### [Data section]

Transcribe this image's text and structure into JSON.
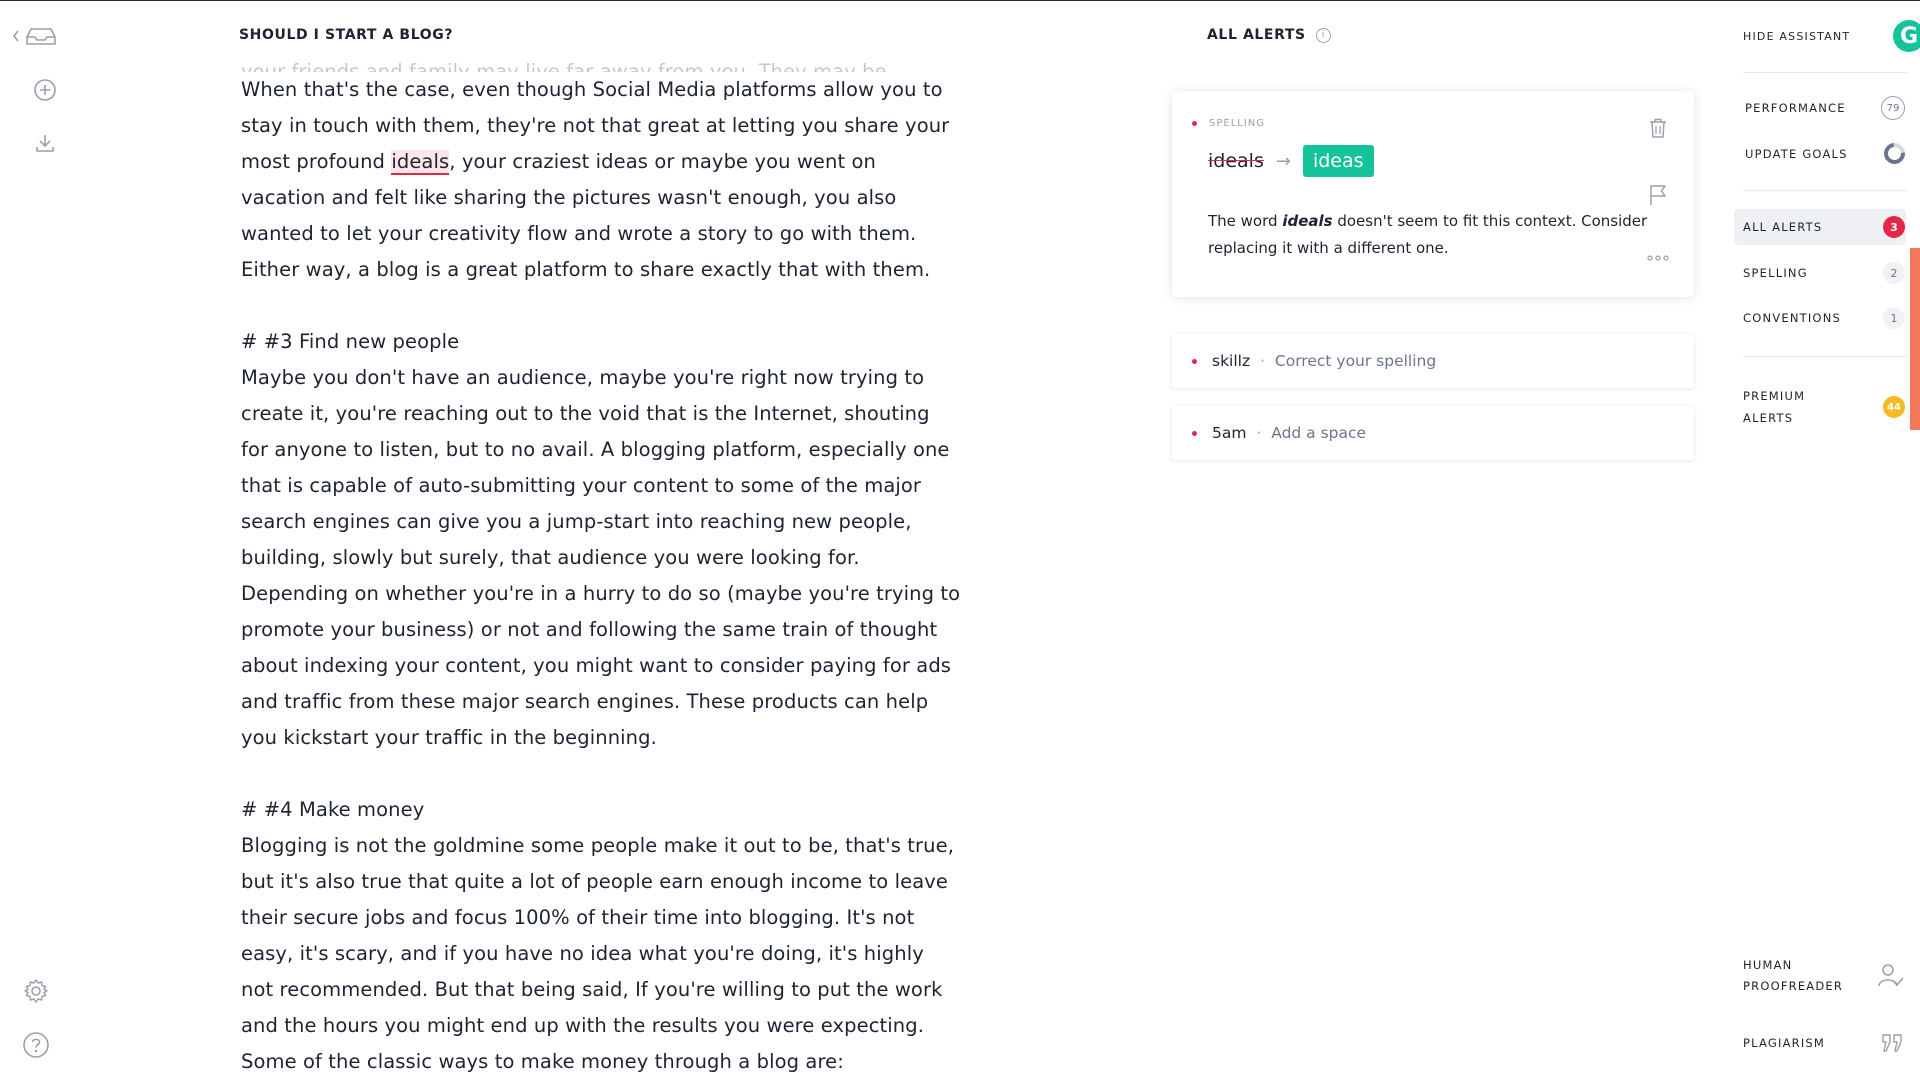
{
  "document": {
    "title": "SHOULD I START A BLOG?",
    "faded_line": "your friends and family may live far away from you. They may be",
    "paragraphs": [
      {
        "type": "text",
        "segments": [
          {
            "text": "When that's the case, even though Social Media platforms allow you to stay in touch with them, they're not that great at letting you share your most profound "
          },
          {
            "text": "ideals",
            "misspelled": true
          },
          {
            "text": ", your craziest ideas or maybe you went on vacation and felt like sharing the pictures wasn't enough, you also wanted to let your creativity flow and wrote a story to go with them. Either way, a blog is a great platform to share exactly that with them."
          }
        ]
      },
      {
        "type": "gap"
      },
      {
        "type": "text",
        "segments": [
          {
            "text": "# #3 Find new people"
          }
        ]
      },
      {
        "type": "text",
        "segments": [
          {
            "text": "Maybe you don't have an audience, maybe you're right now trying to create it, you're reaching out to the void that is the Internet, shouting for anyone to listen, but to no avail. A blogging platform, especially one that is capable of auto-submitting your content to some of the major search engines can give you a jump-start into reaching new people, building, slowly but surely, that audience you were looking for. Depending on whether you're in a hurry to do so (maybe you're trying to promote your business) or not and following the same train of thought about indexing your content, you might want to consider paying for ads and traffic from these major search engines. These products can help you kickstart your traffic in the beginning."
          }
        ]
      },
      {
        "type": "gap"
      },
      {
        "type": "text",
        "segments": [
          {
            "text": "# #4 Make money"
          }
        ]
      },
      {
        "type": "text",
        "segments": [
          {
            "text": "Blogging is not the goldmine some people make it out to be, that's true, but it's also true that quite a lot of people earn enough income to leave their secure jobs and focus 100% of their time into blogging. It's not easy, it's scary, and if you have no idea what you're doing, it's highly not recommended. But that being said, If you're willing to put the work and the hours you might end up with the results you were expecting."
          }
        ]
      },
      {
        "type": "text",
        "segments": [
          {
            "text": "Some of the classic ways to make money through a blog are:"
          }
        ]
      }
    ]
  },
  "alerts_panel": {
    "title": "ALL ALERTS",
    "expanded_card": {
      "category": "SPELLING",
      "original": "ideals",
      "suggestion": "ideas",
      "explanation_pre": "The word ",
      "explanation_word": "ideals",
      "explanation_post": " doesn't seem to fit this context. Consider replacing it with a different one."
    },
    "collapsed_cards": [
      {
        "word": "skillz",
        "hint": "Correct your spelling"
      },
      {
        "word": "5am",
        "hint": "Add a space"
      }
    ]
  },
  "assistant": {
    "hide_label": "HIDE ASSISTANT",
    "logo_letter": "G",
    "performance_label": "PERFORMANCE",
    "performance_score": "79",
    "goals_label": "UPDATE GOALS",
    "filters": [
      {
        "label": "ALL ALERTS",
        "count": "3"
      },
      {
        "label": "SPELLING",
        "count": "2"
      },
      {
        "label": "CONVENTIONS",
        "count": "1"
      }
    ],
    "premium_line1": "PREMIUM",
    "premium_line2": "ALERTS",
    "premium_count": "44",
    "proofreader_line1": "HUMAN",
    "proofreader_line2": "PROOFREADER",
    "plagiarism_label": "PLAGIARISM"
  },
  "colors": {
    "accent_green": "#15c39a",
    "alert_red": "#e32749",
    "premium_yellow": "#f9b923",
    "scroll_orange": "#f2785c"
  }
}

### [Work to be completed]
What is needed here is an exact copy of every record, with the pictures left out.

### [Final answer]
Transcribe this image's text and structure into JSON.
{
  "document": {
    "title": "SHOULD I START A BLOG?",
    "faded_line": "your friends and family may live far away from you. They may be",
    "paragraphs": [
      {
        "type": "text",
        "segments": [
          {
            "text": "When that's the case, even though Social Media platforms allow you to stay in touch with them, they're not that great at letting you share your most profound "
          },
          {
            "text": "ideals",
            "misspelled": true
          },
          {
            "text": ", your craziest ideas or maybe you went on vacation and felt like sharing the pictures wasn't enough, you also wanted to let your creativity flow and wrote a story to go with them. Either way, a blog is a great platform to share exactly that with them."
          }
        ]
      },
      {
        "type": "gap"
      },
      {
        "type": "text",
        "segments": [
          {
            "text": "# #3 Find new people"
          }
        ]
      },
      {
        "type": "text",
        "segments": [
          {
            "text": "Maybe you don't have an audience, maybe you're right now trying to create it, you're reaching out to the void that is the Internet, shouting for anyone to listen, but to no avail. A blogging platform, especially one that is capable of auto-submitting your content to some of the major search engines can give you a jump-start into reaching new people, building, slowly but surely, that audience you were looking for. Depending on whether you're in a hurry to do so (maybe you're trying to promote your business) or not and following the same train of thought about indexing your content, you might want to consider paying for ads and traffic from these major search engines. These products can help you kickstart your traffic in the beginning."
          }
        ]
      },
      {
        "type": "gap"
      },
      {
        "type": "text",
        "segments": [
          {
            "text": "# #4 Make money"
          }
        ]
      },
      {
        "type": "text",
        "segments": [
          {
            "text": "Blogging is not the goldmine some people make it out to be, that's true, but it's also true that quite a lot of people earn enough income to leave their secure jobs and focus 100% of their time into blogging. It's not easy, it's scary, and if you have no idea what you're doing, it's highly not recommended. But that being said, If you're willing to put the work and the hours you might end up with the results you were expecting."
          }
        ]
      },
      {
        "type": "text",
        "segments": [
          {
            "text": "Some of the classic ways to make money through a blog are:"
          }
        ]
      }
    ]
  },
  "alerts_panel": {
    "title": "ALL ALERTS",
    "expanded_card": {
      "category": "SPELLING",
      "original": "ideals",
      "suggestion": "ideas",
      "explanation_pre": "The word ",
      "explanation_word": "ideals",
      "explanation_post": " doesn't seem to fit this context. Consider replacing it with a different one."
    },
    "collapsed_cards": [
      {
        "word": "skillz",
        "hint": "Correct your spelling"
      },
      {
        "word": "5am",
        "hint": "Add a space"
      }
    ]
  },
  "assistant": {
    "hide_label": "HIDE ASSISTANT",
    "logo_letter": "G",
    "performance_label": "PERFORMANCE",
    "performance_score": "79",
    "goals_label": "UPDATE GOALS",
    "filters": [
      {
        "label": "ALL ALERTS",
        "count": "3"
      },
      {
        "label": "SPELLING",
        "count": "2"
      },
      {
        "label": "CONVENTIONS",
        "count": "1"
      }
    ],
    "premium_line1": "PREMIUM",
    "premium_line2": "ALERTS",
    "premium_count": "44",
    "proofreader_line1": "HUMAN",
    "proofreader_line2": "PROOFREADER",
    "plagiarism_label": "PLAGIARISM"
  },
  "colors": {
    "accent_green": "#15c39a",
    "alert_red": "#e32749",
    "premium_yellow": "#f9b923",
    "scroll_orange": "#f2785c"
  }
}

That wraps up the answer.